The study, published in the Nature and released on Thursday, showed how the use of an "innovative microscope slide" called NanoMslide could make cancer cells and other diseased cells stand out in "striking colour contrast".
Project lead Prof. Brian Abbey said the breakthrough came after five long years of developing the technology with co-inventor Dr. Eugeniu Balaur, expert in advanced molecular imaging at La Trobe University.
Abbey compared the breakthrough to moving from a black and white television picture to full color.
"Recent breakthroughs in nanotechnology have allowed us to manipulate the interaction of light with biological tissue so that abnormal cells appear to have a different colour to healthy ones."
He said current methods of identifying cells can often lead to misdiagnosis and often impede pathologists' ability to catch cancer early, vital to its effective treatment.
"It's like finding a needle in a haystack with so few cancer cells," said Abbey.
Associate Professor Belinda Parker from the Melbourne-based Peter MacCallum Cancer Centre said they would begin to trial the technology to aid the early diagnosis of breast cancer.
"When I first looked at a tissue under the microscope on the NanoMslide, I was incredibly excited," said Parker.
"For the first time I saw cancer cells just popping up at me. They were a different colour from the surrounding tissue, and it was very easy to distinguish them from surrounding cells."
Parker was hopeful that the technology could have far-reaching benefits when it comes to the diagnosis of all types of cancer.
"Based on our preliminary findings with the NanoMslide, we think this platform could be really useful in early breast cancer diagnosis, but also in other cancers where we're really just trying to pick up a few cancer cells in a complex tissue or a blood sample."
La Trobe University Vice-Chancellor Prof. John Dewar said the ground-breaking research highlights the vital role universities play in innovation and the need for more industry collaboration.

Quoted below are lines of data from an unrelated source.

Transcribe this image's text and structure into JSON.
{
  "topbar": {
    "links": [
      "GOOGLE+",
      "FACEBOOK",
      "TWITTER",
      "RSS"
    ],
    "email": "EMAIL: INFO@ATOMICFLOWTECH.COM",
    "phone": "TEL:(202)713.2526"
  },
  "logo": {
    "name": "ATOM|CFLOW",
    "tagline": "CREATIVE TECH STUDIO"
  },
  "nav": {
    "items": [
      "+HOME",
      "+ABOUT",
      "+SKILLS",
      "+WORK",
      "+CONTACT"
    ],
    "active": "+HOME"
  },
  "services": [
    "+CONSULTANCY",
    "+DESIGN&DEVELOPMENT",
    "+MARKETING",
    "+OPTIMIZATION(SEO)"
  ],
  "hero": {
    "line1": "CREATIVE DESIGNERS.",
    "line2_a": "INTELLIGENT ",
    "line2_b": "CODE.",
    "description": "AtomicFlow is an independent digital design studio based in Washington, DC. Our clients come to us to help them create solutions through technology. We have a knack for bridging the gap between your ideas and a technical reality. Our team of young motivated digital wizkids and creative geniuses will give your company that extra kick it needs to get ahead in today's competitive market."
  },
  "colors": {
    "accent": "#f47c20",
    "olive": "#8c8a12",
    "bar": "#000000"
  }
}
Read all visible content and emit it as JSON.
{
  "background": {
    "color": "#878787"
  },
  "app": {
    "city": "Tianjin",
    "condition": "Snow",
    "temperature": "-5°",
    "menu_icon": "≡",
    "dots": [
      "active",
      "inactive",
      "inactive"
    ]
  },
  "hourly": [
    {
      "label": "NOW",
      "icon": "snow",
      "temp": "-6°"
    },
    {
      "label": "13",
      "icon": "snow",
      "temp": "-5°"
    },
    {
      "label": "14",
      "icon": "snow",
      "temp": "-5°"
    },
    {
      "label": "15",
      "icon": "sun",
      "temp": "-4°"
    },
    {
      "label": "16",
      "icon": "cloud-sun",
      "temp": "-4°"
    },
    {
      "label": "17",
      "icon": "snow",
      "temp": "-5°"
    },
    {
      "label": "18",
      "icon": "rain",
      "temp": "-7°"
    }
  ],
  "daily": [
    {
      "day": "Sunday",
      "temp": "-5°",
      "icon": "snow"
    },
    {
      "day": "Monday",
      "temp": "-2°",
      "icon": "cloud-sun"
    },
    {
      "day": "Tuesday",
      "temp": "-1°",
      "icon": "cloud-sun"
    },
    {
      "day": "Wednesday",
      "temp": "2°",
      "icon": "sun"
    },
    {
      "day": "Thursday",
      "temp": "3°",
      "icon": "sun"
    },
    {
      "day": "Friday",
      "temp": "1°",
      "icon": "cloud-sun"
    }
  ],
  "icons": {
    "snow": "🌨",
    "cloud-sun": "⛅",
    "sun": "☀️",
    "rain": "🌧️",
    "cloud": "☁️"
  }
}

"As this remarkable invention translates from a brilliant concept into what could be a life-saving solution, La Trobe has demonstrated what can be achieved when exceptional research innovation comes together with strong industry partners." Enditem